(Items from an interface collection)
________________
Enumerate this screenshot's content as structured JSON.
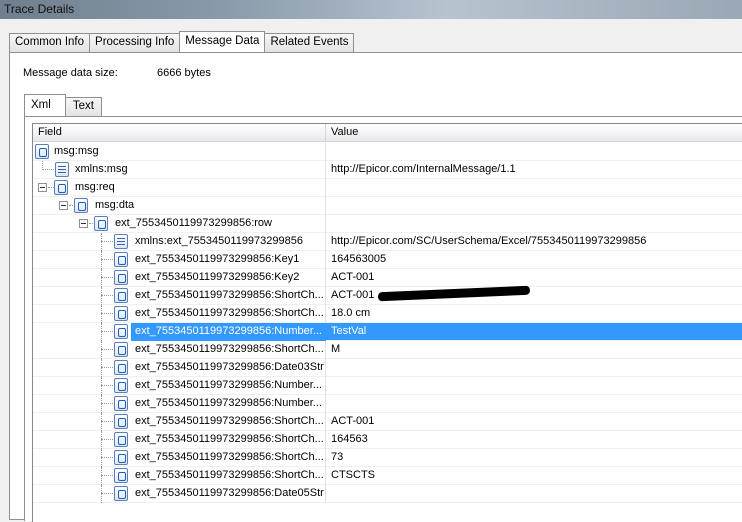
{
  "window": {
    "title": "Trace Details"
  },
  "tabs": [
    {
      "label": "Common Info"
    },
    {
      "label": "Processing Info"
    },
    {
      "label": "Message Data"
    },
    {
      "label": "Related Events"
    }
  ],
  "message_size": {
    "label": "Message data size:",
    "value": "6666 bytes"
  },
  "subtabs": [
    {
      "label": "Xml"
    },
    {
      "label": "Text"
    }
  ],
  "grid": {
    "columns": {
      "field": "Field",
      "value": "Value"
    },
    "rows": [
      {
        "field": "msg:msg",
        "value": ""
      },
      {
        "field": "xmlns:msg",
        "value": "http://Epicor.com/InternalMessage/1.1"
      },
      {
        "field": "msg:req",
        "value": ""
      },
      {
        "field": "msg:dta",
        "value": ""
      },
      {
        "field": "ext_7553450119973299856:row",
        "value": ""
      },
      {
        "field": "xmlns:ext_7553450119973299856",
        "value": "http://Epicor.com/SC/UserSchema/Excel/7553450119973299856"
      },
      {
        "field": "ext_7553450119973299856:Key1",
        "value": "164563005"
      },
      {
        "field": "ext_7553450119973299856:Key2",
        "value": "ACT-001"
      },
      {
        "field": "ext_7553450119973299856:ShortCh...",
        "value": "ACT-001"
      },
      {
        "field": "ext_7553450119973299856:ShortCh...",
        "value": "18.0 cm"
      },
      {
        "field": "ext_7553450119973299856:Number...",
        "value": "TestVal"
      },
      {
        "field": "ext_7553450119973299856:ShortCh...",
        "value": "M"
      },
      {
        "field": "ext_7553450119973299856:Date03Str",
        "value": ""
      },
      {
        "field": "ext_7553450119973299856:Number...",
        "value": ""
      },
      {
        "field": "ext_7553450119973299856:Number...",
        "value": ""
      },
      {
        "field": "ext_7553450119973299856:ShortCh...",
        "value": "ACT-001"
      },
      {
        "field": "ext_7553450119973299856:ShortCh...",
        "value": "164563"
      },
      {
        "field": "ext_7553450119973299856:ShortCh...",
        "value": "73"
      },
      {
        "field": "ext_7553450119973299856:ShortCh...",
        "value": "CTSCTS"
      },
      {
        "field": "ext_7553450119973299856:Date05Str",
        "value": ""
      }
    ]
  },
  "icons": {
    "element": "xml-element-icon",
    "attribute": "xml-attribute-icon",
    "toggle": "collapse-toggle-icon"
  }
}
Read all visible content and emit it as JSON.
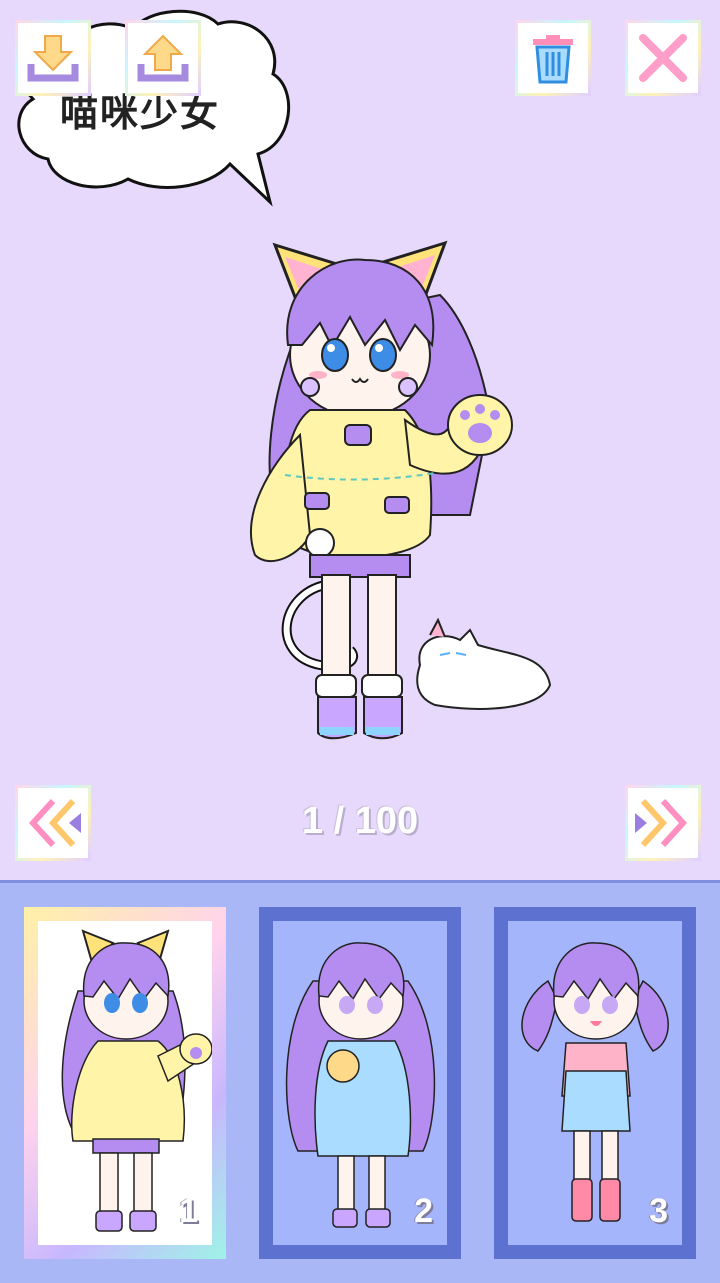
{
  "header": {
    "bubble_title": "喵咪少女"
  },
  "toolbar": {
    "download_icon": "download-icon",
    "upload_icon": "upload-icon",
    "trash_icon": "trash-icon",
    "close_icon": "close-icon"
  },
  "navigation": {
    "counter": "1 / 100",
    "prev_icon": "double-chevron-left-icon",
    "next_icon": "double-chevron-right-icon"
  },
  "slots": [
    {
      "number": "1",
      "selected": true
    },
    {
      "number": "2",
      "selected": false
    },
    {
      "number": "3",
      "selected": false
    }
  ],
  "colors": {
    "background": "#e6d9fb",
    "tray": "#aab7f7",
    "slot_frame": "#5d72d0",
    "hair": "#b58cf0",
    "hoodie": "#fff4a8",
    "accent_pink": "#ff9ec8"
  }
}
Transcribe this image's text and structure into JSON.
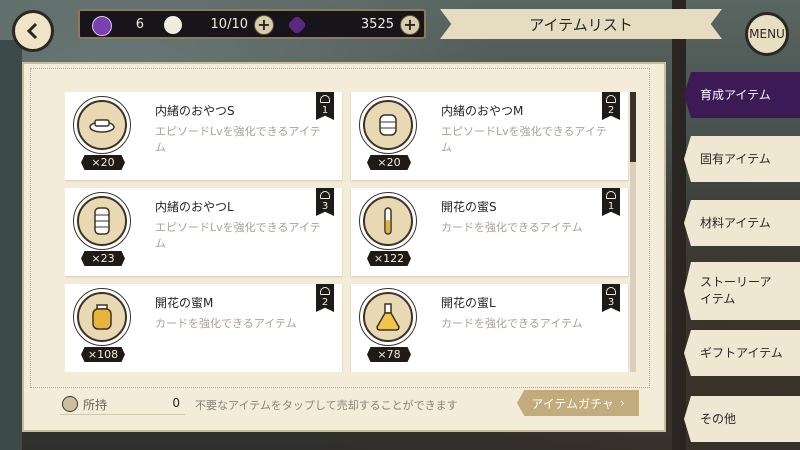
{
  "header": {
    "title": "アイテムリスト",
    "menu_label": "MENU",
    "resources": {
      "star_value": "6",
      "stamina_value": "10/10",
      "gem_value": "3525"
    }
  },
  "items": [
    {
      "name": "内緒のおやつS",
      "desc": "エピソードLvを強化できるアイテム",
      "count": "×20",
      "rank": "1",
      "icon": "cake-plate-icon"
    },
    {
      "name": "内緒のおやつM",
      "desc": "エピソードLvを強化できるアイテム",
      "count": "×20",
      "rank": "2",
      "icon": "cake-stack-icon"
    },
    {
      "name": "内緒のおやつL",
      "desc": "エピソードLvを強化できるアイテム",
      "count": "×23",
      "rank": "3",
      "icon": "cake-tower-icon"
    },
    {
      "name": "開花の蜜S",
      "desc": "カードを強化できるアイテム",
      "count": "×122",
      "rank": "1",
      "icon": "vial-icon"
    },
    {
      "name": "開花の蜜M",
      "desc": "カードを強化できるアイテム",
      "count": "×108",
      "rank": "2",
      "icon": "jar-icon"
    },
    {
      "name": "開花の蜜L",
      "desc": "カードを強化できるアイテム",
      "count": "×78",
      "rank": "3",
      "icon": "flask-icon"
    }
  ],
  "footer": {
    "owned_label": "所持",
    "owned_value": "0",
    "note": "不要なアイテムをタップして売却することができます",
    "gacha_label": "アイテムガチャ"
  },
  "tabs": [
    {
      "label": "育成アイテム",
      "active": true
    },
    {
      "label": "固有アイテム",
      "active": false
    },
    {
      "label": "材料アイテム",
      "active": false
    },
    {
      "label": "ストーリーアイテム",
      "active": false
    },
    {
      "label": "ギフトアイテム",
      "active": false
    },
    {
      "label": "その他",
      "active": false
    }
  ],
  "colors": {
    "active_tab": "#3b1a55",
    "panel": "#f3ecd9",
    "gacha": "#c2ab7d"
  }
}
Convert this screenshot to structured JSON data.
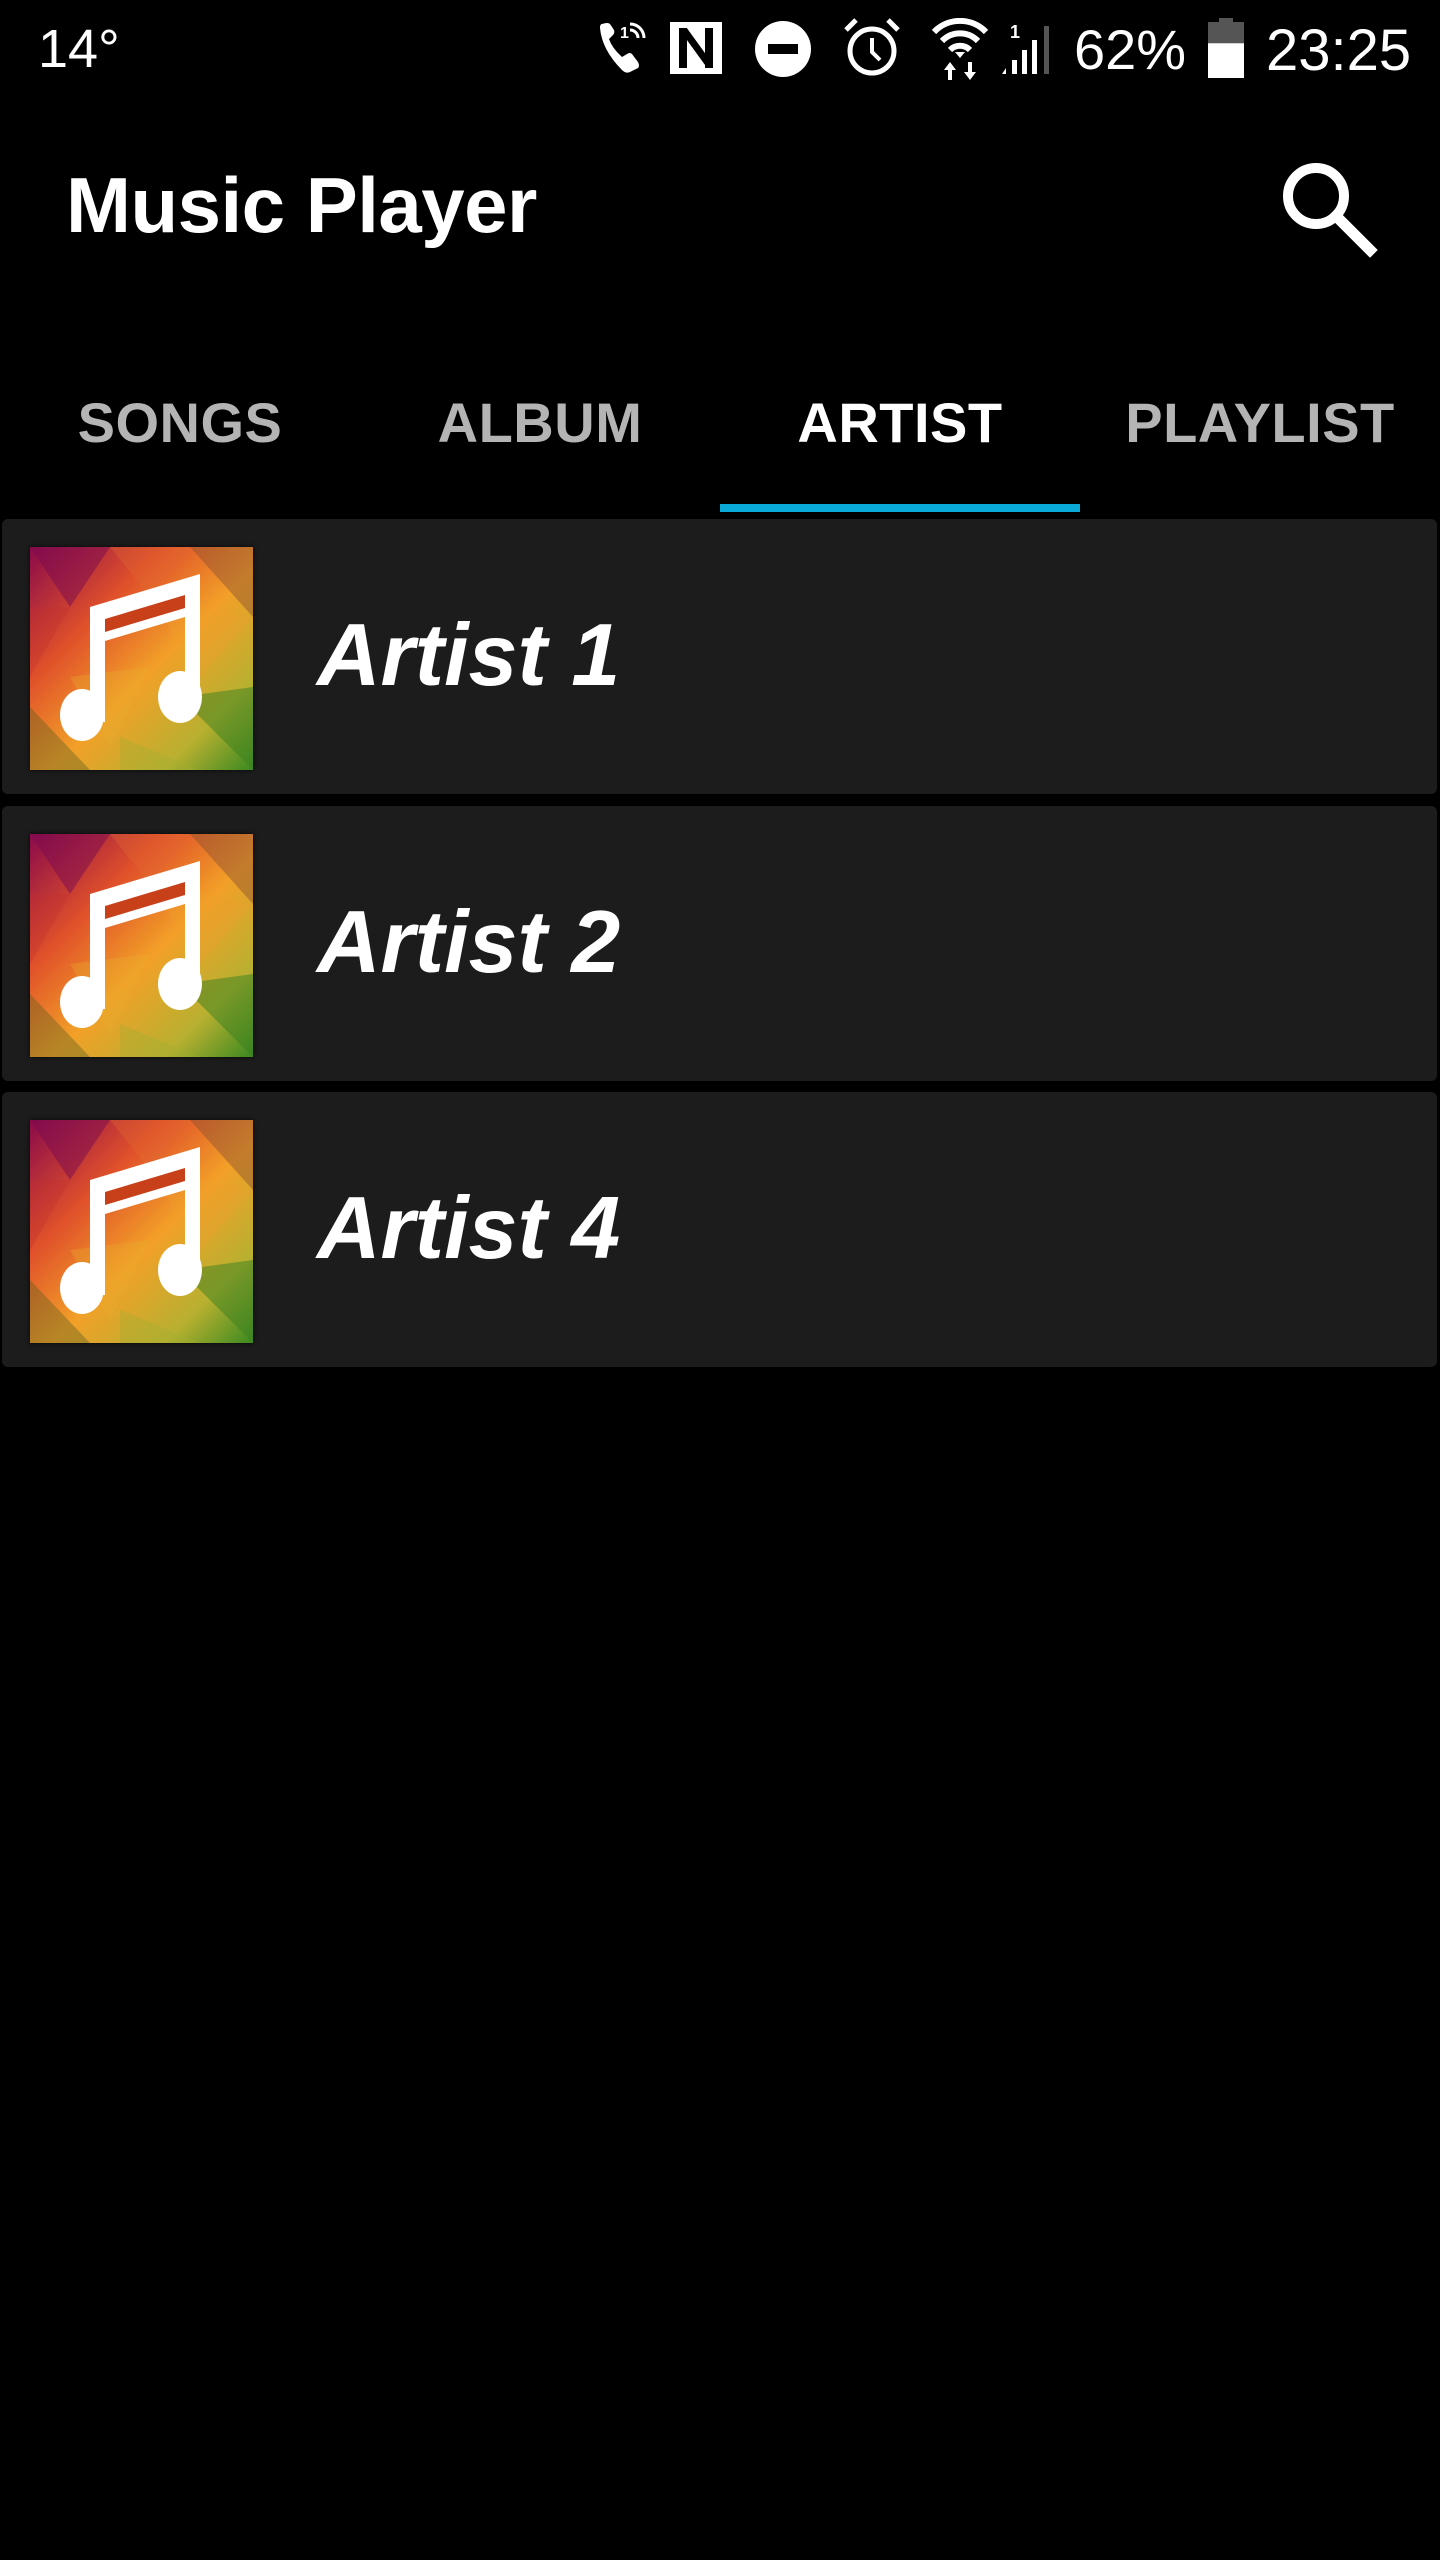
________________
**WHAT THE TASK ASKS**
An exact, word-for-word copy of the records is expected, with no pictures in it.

**SOLUTION**
Enumerate this screenshot's content as structured JSON.
{
  "window": {
    "title": "Trace Details"
  },
  "tabs": [
    {
      "label": "Common Info"
    },
    {
      "label": "Processing Info"
    },
    {
      "label": "Message Data"
    },
    {
      "label": "Related Events"
    }
  ],
  "message_size": {
    "label": "Message data size:",
    "value": "6666 bytes"
  },
  "subtabs": [
    {
      "label": "Xml"
    },
    {
      "label": "Text"
    }
  ],
  "grid": {
    "columns": {
      "field": "Field",
      "value": "Value"
    },
    "rows": [
      {
        "field": "msg:msg",
        "value": ""
      },
      {
        "field": "xmlns:msg",
        "value": "http://Epicor.com/InternalMessage/1.1"
      },
      {
        "field": "msg:req",
        "value": ""
      },
      {
        "field": "msg:dta",
        "value": ""
      },
      {
        "field": "ext_7553450119973299856:row",
        "value": ""
      },
      {
        "field": "xmlns:ext_7553450119973299856",
        "value": "http://Epicor.com/SC/UserSchema/Excel/7553450119973299856"
      },
      {
        "field": "ext_7553450119973299856:Key1",
        "value": "164563005"
      },
      {
        "field": "ext_7553450119973299856:Key2",
        "value": "ACT-001"
      },
      {
        "field": "ext_7553450119973299856:ShortCh...",
        "value": "ACT-001"
      },
      {
        "field": "ext_7553450119973299856:ShortCh...",
        "value": "18.0 cm"
      },
      {
        "field": "ext_7553450119973299856:Number...",
        "value": "TestVal"
      },
      {
        "field": "ext_7553450119973299856:ShortCh...",
        "value": "M"
      },
      {
        "field": "ext_7553450119973299856:Date03Str",
        "value": ""
      },
      {
        "field": "ext_7553450119973299856:Number...",
        "value": ""
      },
      {
        "field": "ext_7553450119973299856:Number...",
        "value": ""
      },
      {
        "field": "ext_7553450119973299856:ShortCh...",
        "value": "ACT-001"
      },
      {
        "field": "ext_7553450119973299856:ShortCh...",
        "value": "164563"
      },
      {
        "field": "ext_7553450119973299856:ShortCh...",
        "value": "73"
      },
      {
        "field": "ext_7553450119973299856:ShortCh...",
        "value": "CTSCTS"
      },
      {
        "field": "ext_7553450119973299856:Date05Str",
        "value": ""
      }
    ]
  },
  "icons": {
    "element": "xml-element-icon",
    "attribute": "xml-attribute-icon",
    "toggle": "collapse-toggle-icon"
  }
}
Read all visible content and emit it as JSON.
{
  "header": {
    "bubble_title": "喵咪少女"
  },
  "toolbar": {
    "download_icon": "download-icon",
    "upload_icon": "upload-icon",
    "trash_icon": "trash-icon",
    "close_icon": "close-icon"
  },
  "navigation": {
    "counter": "1 / 100",
    "prev_icon": "double-chevron-left-icon",
    "next_icon": "double-chevron-right-icon"
  },
  "slots": [
    {
      "number": "1",
      "selected": true
    },
    {
      "number": "2",
      "selected": false
    },
    {
      "number": "3",
      "selected": false
    }
  ],
  "colors": {
    "background": "#e6d9fb",
    "tray": "#aab7f7",
    "slot_frame": "#5d72d0",
    "hair": "#b58cf0",
    "hoodie": "#fff4a8",
    "accent_pink": "#ff9ec8"
  }
}
Transcribe this image's text and structure into JSON.
{
  "header": {
    "title": "アイテムリスト",
    "menu_label": "MENU",
    "resources": {
      "star_value": "6",
      "stamina_value": "10/10",
      "gem_value": "3525"
    }
  },
  "items": [
    {
      "name": "内緒のおやつS",
      "desc": "エピソードLvを強化できるアイテム",
      "count": "×20",
      "rank": "1",
      "icon": "cake-plate-icon"
    },
    {
      "name": "内緒のおやつM",
      "desc": "エピソードLvを強化できるアイテム",
      "count": "×20",
      "rank": "2",
      "icon": "cake-stack-icon"
    },
    {
      "name": "内緒のおやつL",
      "desc": "エピソードLvを強化できるアイテム",
      "count": "×23",
      "rank": "3",
      "icon": "cake-tower-icon"
    },
    {
      "name": "開花の蜜S",
      "desc": "カードを強化できるアイテム",
      "count": "×122",
      "rank": "1",
      "icon": "vial-icon"
    },
    {
      "name": "開花の蜜M",
      "desc": "カードを強化できるアイテム",
      "count": "×108",
      "rank": "2",
      "icon": "jar-icon"
    },
    {
      "name": "開花の蜜L",
      "desc": "カードを強化できるアイテム",
      "count": "×78",
      "rank": "3",
      "icon": "flask-icon"
    }
  ],
  "footer": {
    "owned_label": "所持",
    "owned_value": "0",
    "note": "不要なアイテムをタップして売却することができます",
    "gacha_label": "アイテムガチャ"
  },
  "tabs": [
    {
      "label": "育成アイテム",
      "active": true
    },
    {
      "label": "固有アイテム",
      "active": false
    },
    {
      "label": "材料アイテム",
      "active": false
    },
    {
      "label": "ストーリーアイテム",
      "active": false
    },
    {
      "label": "ギフトアイテム",
      "active": false
    },
    {
      "label": "その他",
      "active": false
    }
  ],
  "colors": {
    "active_tab": "#3b1a55",
    "panel": "#f3ecd9",
    "gacha": "#c2ab7d"
  }
}
Convert this screenshot to structured JSON data.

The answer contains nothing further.